Ishaq (Isaac) was the son of Ibrahim (Abraham) and his wife Sarah. He is considered one of the prophets of Islam and is mentioned in the Quran, as well as the Old Testament. Here is an elaborate autobiography of Ishaq, including his stories and activities in life:
Early Life and Family:Ishaq was born to Ibrahim and Sarah in their old age. His birth was miraculous, as Sarah was previously barren, and Ibrahim was almost 100 years old. He was born in the land of Canaan, which is now modern-day Palestine. Ishaq had a half-brother, Ismail, who was born to Ibrahim from his other wife, Hagar. Despite this, Ishaq and Ismail had a close relationship, and their families continued to interact in the future.
Marriage and Children:Ishaq married Rebecca, the daughter of Bethuel, who was a relative of Ibrahim. They had two sons, Esau and Jacob. Esau was born first and was favored by Ishaq, while Jacob was selected by Rebecca.
Tests and Trials:Ishaq faced various tests and trials in his life. One of the most significant events was the sacrifice of his son. Allah commanded Ishaq to sacrifice his beloved son as a test of faith. Ishaq and his son were ready to follow the command, but Allah replaced the son with a ram at the last moment, showing His mercy.
In addition, Ishaq faced a famine in his land and had to move to Gerar, where he was blessed by Allah and became prosperous. He also had to deal with the conflicts between his sons, Esau and Jacob, which caused some tension in the family.
Legacy and Significance:
Ishaq is considered a prophet in Islam, and his story is mentioned in the Quran. He is also recognized as an essential figure in Judaism and Christianity. His legacy continues through his descendants, as both the Jewish and Arab people trace their lineage back to him.
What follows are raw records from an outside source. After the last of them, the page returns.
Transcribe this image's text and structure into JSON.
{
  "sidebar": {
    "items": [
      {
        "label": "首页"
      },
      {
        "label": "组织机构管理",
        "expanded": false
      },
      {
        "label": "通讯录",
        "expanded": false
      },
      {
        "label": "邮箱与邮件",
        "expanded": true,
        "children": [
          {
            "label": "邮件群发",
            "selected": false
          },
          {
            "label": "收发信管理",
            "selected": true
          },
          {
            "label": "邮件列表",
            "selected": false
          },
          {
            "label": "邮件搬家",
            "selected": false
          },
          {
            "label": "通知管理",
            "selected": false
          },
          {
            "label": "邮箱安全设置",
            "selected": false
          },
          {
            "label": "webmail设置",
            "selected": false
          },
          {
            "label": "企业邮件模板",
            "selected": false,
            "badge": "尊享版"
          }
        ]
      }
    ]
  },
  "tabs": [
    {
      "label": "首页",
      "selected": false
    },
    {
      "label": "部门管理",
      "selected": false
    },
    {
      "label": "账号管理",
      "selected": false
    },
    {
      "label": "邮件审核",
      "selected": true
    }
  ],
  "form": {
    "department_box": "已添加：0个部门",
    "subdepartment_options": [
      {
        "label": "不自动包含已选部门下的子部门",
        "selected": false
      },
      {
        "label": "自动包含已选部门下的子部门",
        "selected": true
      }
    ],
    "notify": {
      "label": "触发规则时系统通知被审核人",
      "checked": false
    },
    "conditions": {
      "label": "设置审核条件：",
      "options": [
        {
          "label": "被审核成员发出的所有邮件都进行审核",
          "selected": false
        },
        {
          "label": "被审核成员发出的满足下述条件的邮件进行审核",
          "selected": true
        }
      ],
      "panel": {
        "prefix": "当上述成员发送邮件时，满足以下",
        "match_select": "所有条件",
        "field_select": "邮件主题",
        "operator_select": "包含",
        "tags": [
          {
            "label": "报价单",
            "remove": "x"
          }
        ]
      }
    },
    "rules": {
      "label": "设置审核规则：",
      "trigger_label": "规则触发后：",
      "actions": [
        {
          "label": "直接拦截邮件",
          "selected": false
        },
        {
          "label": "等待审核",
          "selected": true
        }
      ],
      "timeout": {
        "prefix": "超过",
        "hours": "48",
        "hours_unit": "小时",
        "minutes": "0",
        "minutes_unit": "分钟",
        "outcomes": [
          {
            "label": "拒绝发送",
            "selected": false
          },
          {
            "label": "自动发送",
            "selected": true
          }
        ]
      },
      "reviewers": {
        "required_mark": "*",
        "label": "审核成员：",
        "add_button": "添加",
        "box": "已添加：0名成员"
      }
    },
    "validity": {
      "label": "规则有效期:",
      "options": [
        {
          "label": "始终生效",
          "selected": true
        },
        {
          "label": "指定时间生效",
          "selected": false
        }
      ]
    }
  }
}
Ishaq was a prophet and a righteous man who faced various tests and trials. He maintained his faith and devotion to Allah, and his legacy inspires people of all religions.
Isaac lived a long and prosperous life. He became the father of twins Esau and Jacob, and eventually passed on his inheritance to Jacob, who would go on to become the father of the twelve tribes of Israel.
Isaac also had struggles, particularly with his father, Abraham. When Isaac was a young man, Allah tested Abraham's faith by asking him to sacrifice his son on Mount Moriah. Abraham obediently began to carry out the command, but at the last moment, Allah provided a ram for the sacrifice instead. This event left a lasting impact on Isaac, who grew up to become a man of great faith in Allah.
Isaac's own family life was not without its challenges, however. His wife, Rebekah, struggled with infertility for many years before finally giving birth to their twin sons, Esau and Jacob. Isaac favored Esau, while Rebekah favored Jacob, which caused tension and conflict within the family.
Despite these difficulties, Isaac remained faithful to Allah and passed on his faith to his sons. He lived a long and fulfilling life, and was buried alongside his wife in the cave of Machpelah, which Abraham had purchased as a burial site for his family.
Ishaq (Isaac) lived a relatively peaceful life compared to his father and son, but he still played a significant role in the history of the Abrahamic religions. He lived to be 180 years old and had two sons, Esau and Jacob, who would go on to become the fathers of two critical tribes of Israel.
Isaac's life was marked by some significant events, including his near-sacrifice by his father, Abraham, and his eventual marriage to Rebecca. When Isaac was a young man, Allah commanded Abraham to sacrifice his son as a test of his faith. Abraham was prepared to carry out this command, but at the last moment, an angel intervened and provided a ram as a substitute sacrifice. This event became a defining moment in Isaac's life and his faith in Allah.
Isaac's marriage to Rebecca was arranged by his father's servant, who went to Abraham's homeland to find a wife for Isaac. Rebecca was chosen and agreed to leave her family and marry Isaac. The couple had a loving relationship, but they struggled to conceive children. After many years of prayer, Rebecca finally became pregnant with twins.
Esau, the older twin, was a skilled hunter and his father's favorite, while Jacob was more inclined towards domestic tasks and was his mother's favorite. This favoritism caused tension between the brothers, which was exacerbated when Jacob convinced Esau to sell his birthright for a bowl of stew. Later, Jacob also tricked his father into giving him the blessing meant for Esau, which led to Esau's anger and a long-standing feud between the two brothers.
Isaac lived a long and prosperous life, and he was known for his faith and his role in passing on the covenant from Allah to his descendants. He was buried in the same cave as his parents Abraham and Sarah, and his wife Rebecca was also buried there after her death.
Despite his relatively peaceful life, Isaac's legacy was significant, as he played an essential role in the lineage of the Israelites and the fulfillment of Allah's plan for the world. His story continues to be told and studied in the Abrahamic religions today as a symbol of faith and devotion to Allah.